● **PROBLEM TO SOLVE**:
Go through the data and copy each line where the word "this" shows up.

--- --- ---

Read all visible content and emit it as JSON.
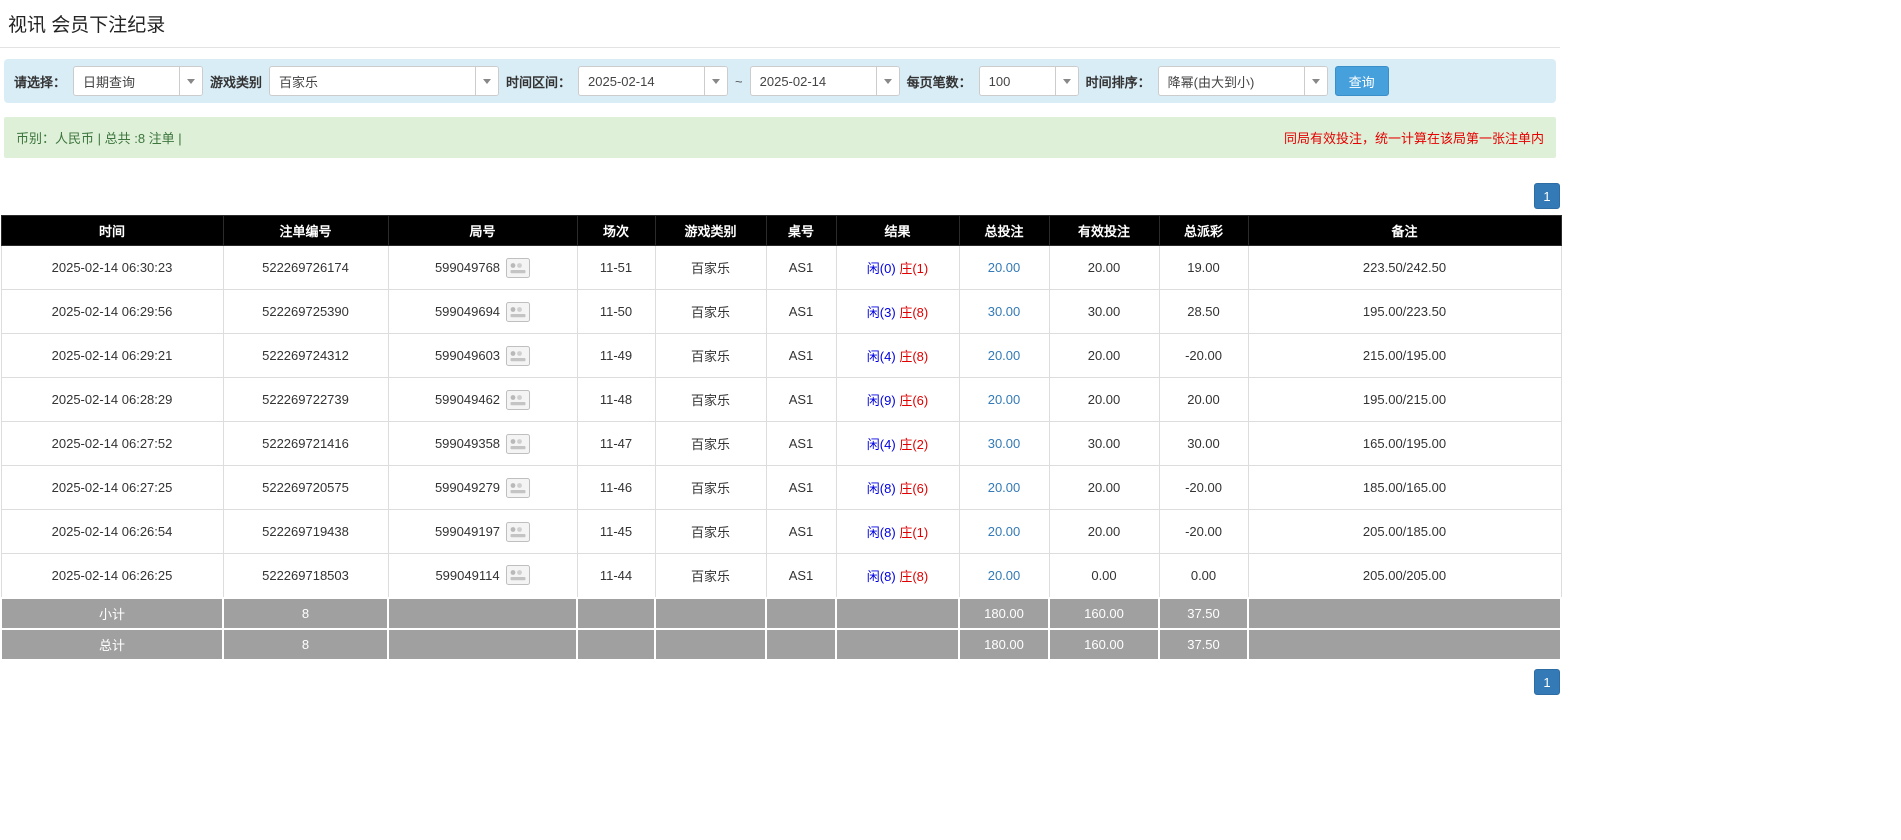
{
  "page": {
    "title": "视讯 会员下注纪录"
  },
  "filters": {
    "select_label": "请选择：",
    "query_type": "日期查询",
    "game_type_label": "游戏类别",
    "game_type": "百家乐",
    "time_range_label": "时间区间：",
    "date_from": "2025-02-14",
    "tilde": "~",
    "date_to": "2025-02-14",
    "per_page_label": "每页笔数：",
    "per_page": "100",
    "sort_label": "时间排序：",
    "sort_order": "降幂(由大到小)",
    "search_button": "查询"
  },
  "summary_bar": {
    "left_text": "币别：人民币 | 总共 :8 注单 |",
    "right_text": "同局有效投注，统一计算在该局第一张注单内"
  },
  "pagination": {
    "page": "1"
  },
  "table": {
    "headers": [
      "时间",
      "注单编号",
      "局号",
      "场次",
      "游戏类别",
      "桌号",
      "结果",
      "总投注",
      "有效投注",
      "总派彩",
      "备注"
    ],
    "rows": [
      {
        "time": "2025-02-14 06:30:23",
        "bet_id": "522269726174",
        "round_id": "599049768",
        "session": "11-51",
        "game": "百家乐",
        "table_no": "AS1",
        "result": {
          "player": "闲(0)",
          "banker": "庄(1)"
        },
        "total_bet": "20.00",
        "valid_bet": "20.00",
        "payout": "19.00",
        "remark": "223.50/242.50"
      },
      {
        "time": "2025-02-14 06:29:56",
        "bet_id": "522269725390",
        "round_id": "599049694",
        "session": "11-50",
        "game": "百家乐",
        "table_no": "AS1",
        "result": {
          "player": "闲(3)",
          "banker": "庄(8)"
        },
        "total_bet": "30.00",
        "valid_bet": "30.00",
        "payout": "28.50",
        "remark": "195.00/223.50"
      },
      {
        "time": "2025-02-14 06:29:21",
        "bet_id": "522269724312",
        "round_id": "599049603",
        "session": "11-49",
        "game": "百家乐",
        "table_no": "AS1",
        "result": {
          "player": "闲(4)",
          "banker": "庄(8)"
        },
        "total_bet": "20.00",
        "valid_bet": "20.00",
        "payout": "-20.00",
        "remark": "215.00/195.00"
      },
      {
        "time": "2025-02-14 06:28:29",
        "bet_id": "522269722739",
        "round_id": "599049462",
        "session": "11-48",
        "game": "百家乐",
        "table_no": "AS1",
        "result": {
          "player": "闲(9)",
          "banker": "庄(6)"
        },
        "total_bet": "20.00",
        "valid_bet": "20.00",
        "payout": "20.00",
        "remark": "195.00/215.00"
      },
      {
        "time": "2025-02-14 06:27:52",
        "bet_id": "522269721416",
        "round_id": "599049358",
        "session": "11-47",
        "game": "百家乐",
        "table_no": "AS1",
        "result": {
          "player": "闲(4)",
          "banker": "庄(2)"
        },
        "total_bet": "30.00",
        "valid_bet": "30.00",
        "payout": "30.00",
        "remark": "165.00/195.00"
      },
      {
        "time": "2025-02-14 06:27:25",
        "bet_id": "522269720575",
        "round_id": "599049279",
        "session": "11-46",
        "game": "百家乐",
        "table_no": "AS1",
        "result": {
          "player": "闲(8)",
          "banker": "庄(6)"
        },
        "total_bet": "20.00",
        "valid_bet": "20.00",
        "payout": "-20.00",
        "remark": "185.00/165.00"
      },
      {
        "time": "2025-02-14 06:26:54",
        "bet_id": "522269719438",
        "round_id": "599049197",
        "session": "11-45",
        "game": "百家乐",
        "table_no": "AS1",
        "result": {
          "player": "闲(8)",
          "banker": "庄(1)"
        },
        "total_bet": "20.00",
        "valid_bet": "20.00",
        "payout": "-20.00",
        "remark": "205.00/185.00"
      },
      {
        "time": "2025-02-14 06:26:25",
        "bet_id": "522269718503",
        "round_id": "599049114",
        "session": "11-44",
        "game": "百家乐",
        "table_no": "AS1",
        "result": {
          "player": "闲(8)",
          "banker": "庄(8)"
        },
        "total_bet": "20.00",
        "valid_bet": "0.00",
        "payout": "0.00",
        "remark": "205.00/205.00"
      }
    ],
    "subtotal": {
      "label": "小计",
      "count": "8",
      "total_bet": "180.00",
      "valid_bet": "160.00",
      "payout": "37.50"
    },
    "total": {
      "label": "总计",
      "count": "8",
      "total_bet": "180.00",
      "valid_bet": "160.00",
      "payout": "37.50"
    }
  },
  "colors": {
    "filter_bar_bg": "#d9edf7",
    "summary_bar_bg": "#dff0d8",
    "summary_text_green": "#3c763d",
    "notice_red": "#e60000",
    "table_header_bg": "#000000",
    "table_footer_bg": "#a0a0a0",
    "player_blue": "#0000e0",
    "banker_red": "#e00000",
    "bet_link_blue": "#337ab7",
    "negative_red": "#ff0000",
    "search_button_bg": "#46a0dc",
    "pagination_bg": "#337ab7"
  }
}
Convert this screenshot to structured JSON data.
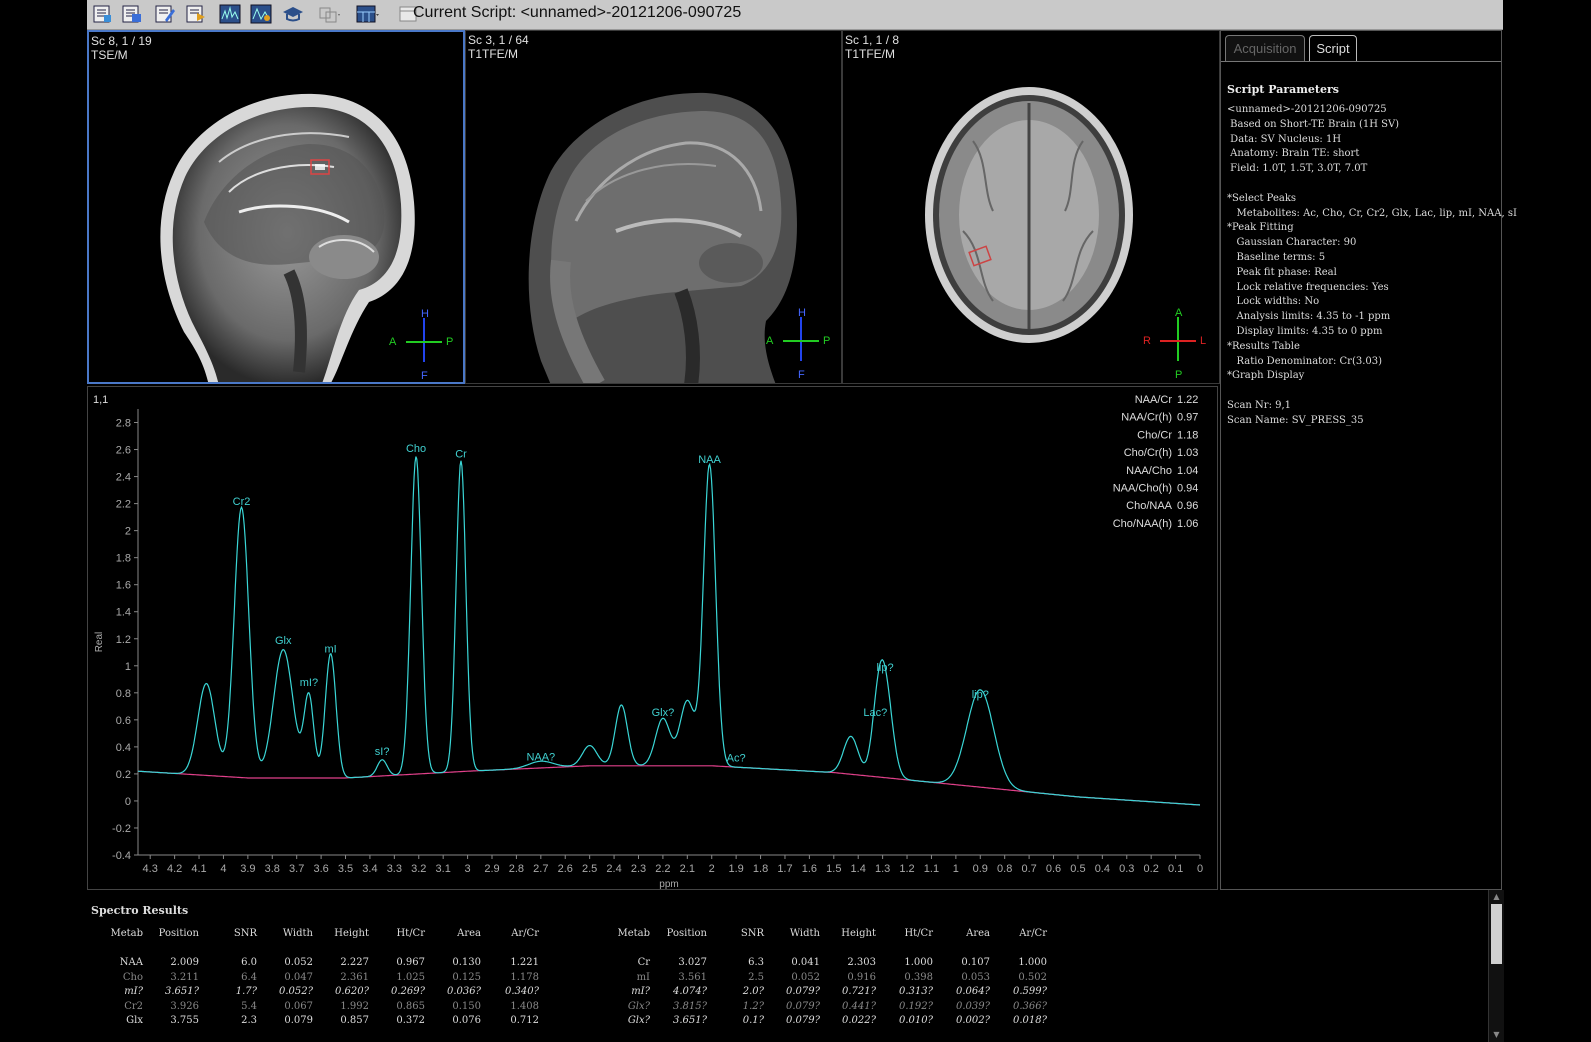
{
  "toolbar": {
    "title": "Current Script: <unnamed>-20121206-090725",
    "buttons": [
      "script-list-icon",
      "script-edit-icon",
      "script-new-icon",
      "script-run-icon",
      "spectrum-view-icon",
      "spectrum-fit-icon",
      "education-icon",
      "overlay-icon",
      "layout-icon",
      "window-icon"
    ]
  },
  "viewports": [
    {
      "line1": "Sc 8, 1 / 19",
      "line2": "TSE/M",
      "orient": {
        "top": "H",
        "bottom": "F",
        "left": "A",
        "right": "P"
      }
    },
    {
      "line1": "Sc 3, 1 / 64",
      "line2": "T1TFE/M",
      "orient": {
        "top": "H",
        "bottom": "F",
        "left": "A",
        "right": "P"
      }
    },
    {
      "line1": "Sc 1, 1 / 8",
      "line2": "T1TFE/M",
      "orient": {
        "top": "A",
        "bottom": "P",
        "left": "R",
        "right": "L"
      }
    }
  ],
  "tabs": {
    "acquisition": "Acquisition",
    "script": "Script"
  },
  "script_params": {
    "title": "Script Parameters",
    "lines": [
      "<unnamed>-20121206-090725",
      " Based on Short-TE Brain (1H SV)",
      " Data: SV  Nucleus: 1H",
      " Anatomy: Brain  TE: short",
      " Field: 1.0T, 1.5T, 3.0T, 7.0T",
      "",
      "*Select Peaks",
      "   Metabolites: Ac, Cho, Cr, Cr2, Glx, Lac, lip, mI, NAA, sI",
      "*Peak Fitting",
      "   Gaussian Character: 90",
      "   Baseline terms: 5",
      "   Peak fit phase: Real",
      "   Lock relative frequencies: Yes",
      "   Lock widths: No",
      "   Analysis limits: 4.35 to -1 ppm",
      "   Display limits: 4.35 to 0 ppm",
      "*Results Table",
      "   Ratio Denominator: Cr(3.03)",
      "*Graph Display",
      "",
      "Scan Nr: 9,1",
      "Scan Name: SV_PRESS_35"
    ]
  },
  "spectrum": {
    "corner_label": "1,1",
    "ratios": [
      {
        "name": "NAA/Cr",
        "value": "1.22"
      },
      {
        "name": "NAA/Cr(h)",
        "value": "0.97"
      },
      {
        "name": "Cho/Cr",
        "value": "1.18"
      },
      {
        "name": "Cho/Cr(h)",
        "value": "1.03"
      },
      {
        "name": "NAA/Cho",
        "value": "1.04"
      },
      {
        "name": "NAA/Cho(h)",
        "value": "0.94"
      },
      {
        "name": "Cho/NAA",
        "value": "0.96"
      },
      {
        "name": "Cho/NAA(h)",
        "value": "1.06"
      }
    ]
  },
  "chart_data": {
    "type": "line",
    "xlabel": "ppm",
    "ylabel": "Real",
    "xlim": [
      4.35,
      0
    ],
    "ylim": [
      -0.4,
      2.9
    ],
    "x_ticks": [
      "4.3",
      "4.2",
      "4.1",
      "4",
      "3.9",
      "3.8",
      "3.7",
      "3.6",
      "3.5",
      "3.4",
      "3.3",
      "3.2",
      "3.1",
      "3",
      "2.9",
      "2.8",
      "2.7",
      "2.6",
      "2.5",
      "2.4",
      "2.3",
      "2.2",
      "2.1",
      "2",
      "1.9",
      "1.8",
      "1.7",
      "1.6",
      "1.5",
      "1.4",
      "1.3",
      "1.2",
      "1.1",
      "1",
      "0.9",
      "0.8",
      "0.7",
      "0.6",
      "0.5",
      "0.4",
      "0.3",
      "0.2",
      "0.1",
      "0"
    ],
    "y_ticks": [
      "2.8",
      "2.6",
      "2.4",
      "2.2",
      "2",
      "1.8",
      "1.6",
      "1.4",
      "1.2",
      "1",
      "0.8",
      "0.6",
      "0.4",
      "0.2",
      "0",
      "-0.2",
      "-0.4"
    ],
    "baseline": {
      "x": [
        4.35,
        3.9,
        3.5,
        3.0,
        2.5,
        2.0,
        1.5,
        1.0,
        0.5,
        0.0
      ],
      "y": [
        0.22,
        0.17,
        0.17,
        0.22,
        0.26,
        0.26,
        0.21,
        0.12,
        0.03,
        -0.03
      ]
    },
    "peaks": [
      {
        "ppm": 4.07,
        "height": 0.68,
        "width": 0.035
      },
      {
        "ppm": 3.926,
        "height": 2.0,
        "width": 0.03
      },
      {
        "ppm": 3.755,
        "height": 0.95,
        "width": 0.04
      },
      {
        "ppm": 3.65,
        "height": 0.6,
        "width": 0.02
      },
      {
        "ppm": 3.561,
        "height": 0.92,
        "width": 0.022
      },
      {
        "ppm": 3.35,
        "height": 0.12,
        "width": 0.02
      },
      {
        "ppm": 3.211,
        "height": 2.35,
        "width": 0.022
      },
      {
        "ppm": 3.027,
        "height": 2.3,
        "width": 0.02
      },
      {
        "ppm": 2.7,
        "height": 0.05,
        "width": 0.05
      },
      {
        "ppm": 2.5,
        "height": 0.15,
        "width": 0.03
      },
      {
        "ppm": 2.37,
        "height": 0.45,
        "width": 0.025
      },
      {
        "ppm": 2.2,
        "height": 0.35,
        "width": 0.03
      },
      {
        "ppm": 2.1,
        "height": 0.48,
        "width": 0.03
      },
      {
        "ppm": 2.009,
        "height": 2.227,
        "width": 0.025
      },
      {
        "ppm": 1.43,
        "height": 0.28,
        "width": 0.03
      },
      {
        "ppm": 1.32,
        "height": 0.35,
        "width": 0.025
      },
      {
        "ppm": 1.29,
        "height": 0.65,
        "width": 0.03
      },
      {
        "ppm": 0.9,
        "height": 0.72,
        "width": 0.055
      }
    ],
    "annotations": [
      {
        "text": "Cr2",
        "ppm": 3.926,
        "y": 2.19
      },
      {
        "text": "Glx",
        "ppm": 3.755,
        "y": 1.16
      },
      {
        "text": "mI?",
        "ppm": 3.65,
        "y": 0.85
      },
      {
        "text": "mI",
        "ppm": 3.561,
        "y": 1.1
      },
      {
        "text": "sI?",
        "ppm": 3.35,
        "y": 0.34
      },
      {
        "text": "Cho",
        "ppm": 3.211,
        "y": 2.58
      },
      {
        "text": "Cr",
        "ppm": 3.027,
        "y": 2.54
      },
      {
        "text": "NAA?",
        "ppm": 2.7,
        "y": 0.3
      },
      {
        "text": "Glx?",
        "ppm": 2.2,
        "y": 0.63
      },
      {
        "text": "NAA",
        "ppm": 2.009,
        "y": 2.5
      },
      {
        "text": "Ac?",
        "ppm": 1.9,
        "y": 0.29
      },
      {
        "text": "Lac?",
        "ppm": 1.33,
        "y": 0.63
      },
      {
        "text": "lip?",
        "ppm": 1.29,
        "y": 0.96
      },
      {
        "text": "lip?",
        "ppm": 0.9,
        "y": 0.76
      }
    ]
  },
  "results": {
    "title": "Spectro Results",
    "headers": [
      "Metab",
      "Position",
      "SNR",
      "Width",
      "Height",
      "Ht/Cr",
      "Area",
      "Ar/Cr"
    ],
    "left_rows": [
      {
        "style": "normal",
        "cells": [
          "NAA",
          "2.009",
          "6.0",
          "0.052",
          "2.227",
          "0.967",
          "0.130",
          "1.221"
        ]
      },
      {
        "style": "dim",
        "cells": [
          "Cho",
          "3.211",
          "6.4",
          "0.047",
          "2.361",
          "1.025",
          "0.125",
          "1.178"
        ]
      },
      {
        "style": "italic",
        "cells": [
          "mI?",
          "3.651?",
          "1.7?",
          "0.052?",
          "0.620?",
          "0.269?",
          "0.036?",
          "0.340?"
        ]
      },
      {
        "style": "dim",
        "cells": [
          "Cr2",
          "3.926",
          "5.4",
          "0.067",
          "1.992",
          "0.865",
          "0.150",
          "1.408"
        ]
      },
      {
        "style": "normal",
        "cells": [
          "Glx",
          "3.755",
          "2.3",
          "0.079",
          "0.857",
          "0.372",
          "0.076",
          "0.712"
        ]
      }
    ],
    "right_rows": [
      {
        "style": "normal",
        "cells": [
          "Cr",
          "3.027",
          "6.3",
          "0.041",
          "2.303",
          "1.000",
          "0.107",
          "1.000"
        ]
      },
      {
        "style": "dim",
        "cells": [
          "mI",
          "3.561",
          "2.5",
          "0.052",
          "0.916",
          "0.398",
          "0.053",
          "0.502"
        ]
      },
      {
        "style": "italic",
        "cells": [
          "mI?",
          "4.074?",
          "2.0?",
          "0.079?",
          "0.721?",
          "0.313?",
          "0.064?",
          "0.599?"
        ]
      },
      {
        "style": "dimitalic",
        "cells": [
          "Glx?",
          "3.815?",
          "1.2?",
          "0.079?",
          "0.441?",
          "0.192?",
          "0.039?",
          "0.366?"
        ]
      },
      {
        "style": "italic",
        "cells": [
          "Glx?",
          "3.651?",
          "0.1?",
          "0.079?",
          "0.022?",
          "0.010?",
          "0.002?",
          "0.018?"
        ]
      }
    ]
  },
  "colors": {
    "spectrum": "#3ad6d6",
    "baseline": "#e0408a",
    "label": "#40d0d0",
    "accent_border": "#4a78c8"
  }
}
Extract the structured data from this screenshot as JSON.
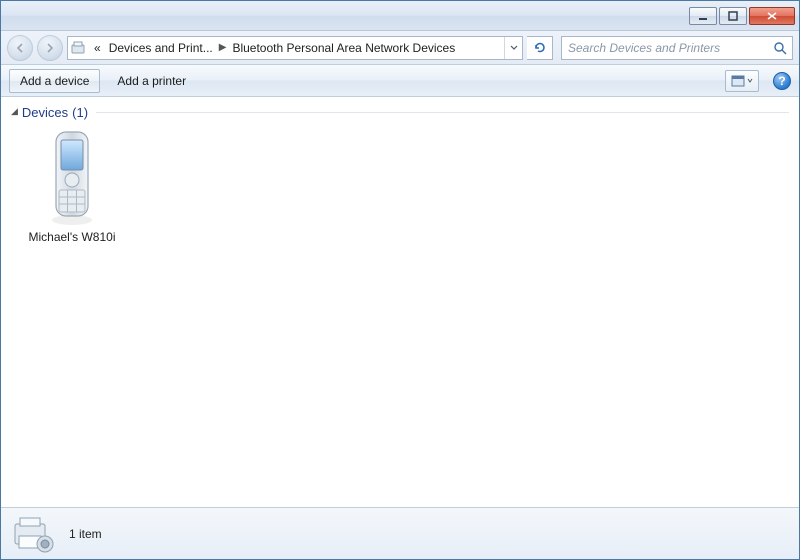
{
  "titlebar": {},
  "nav": {
    "crumb_prefix": "«",
    "crumb1": "Devices and Print...",
    "crumb2": "Bluetooth Personal Area Network Devices"
  },
  "search": {
    "placeholder": "Search Devices and Printers"
  },
  "toolbar": {
    "add_device": "Add a device",
    "add_printer": "Add a printer"
  },
  "group": {
    "name": "Devices",
    "count": "(1)"
  },
  "devices": [
    {
      "label": "Michael's W810i",
      "icon": "phone"
    }
  ],
  "status": {
    "text": "1 item"
  },
  "colors": {
    "link": "#1e3e8a"
  }
}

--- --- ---

● **WRITTEN REPLY**:
Convert this screenshot to structured JSON data.
Extract the structured data from this screenshot as JSON.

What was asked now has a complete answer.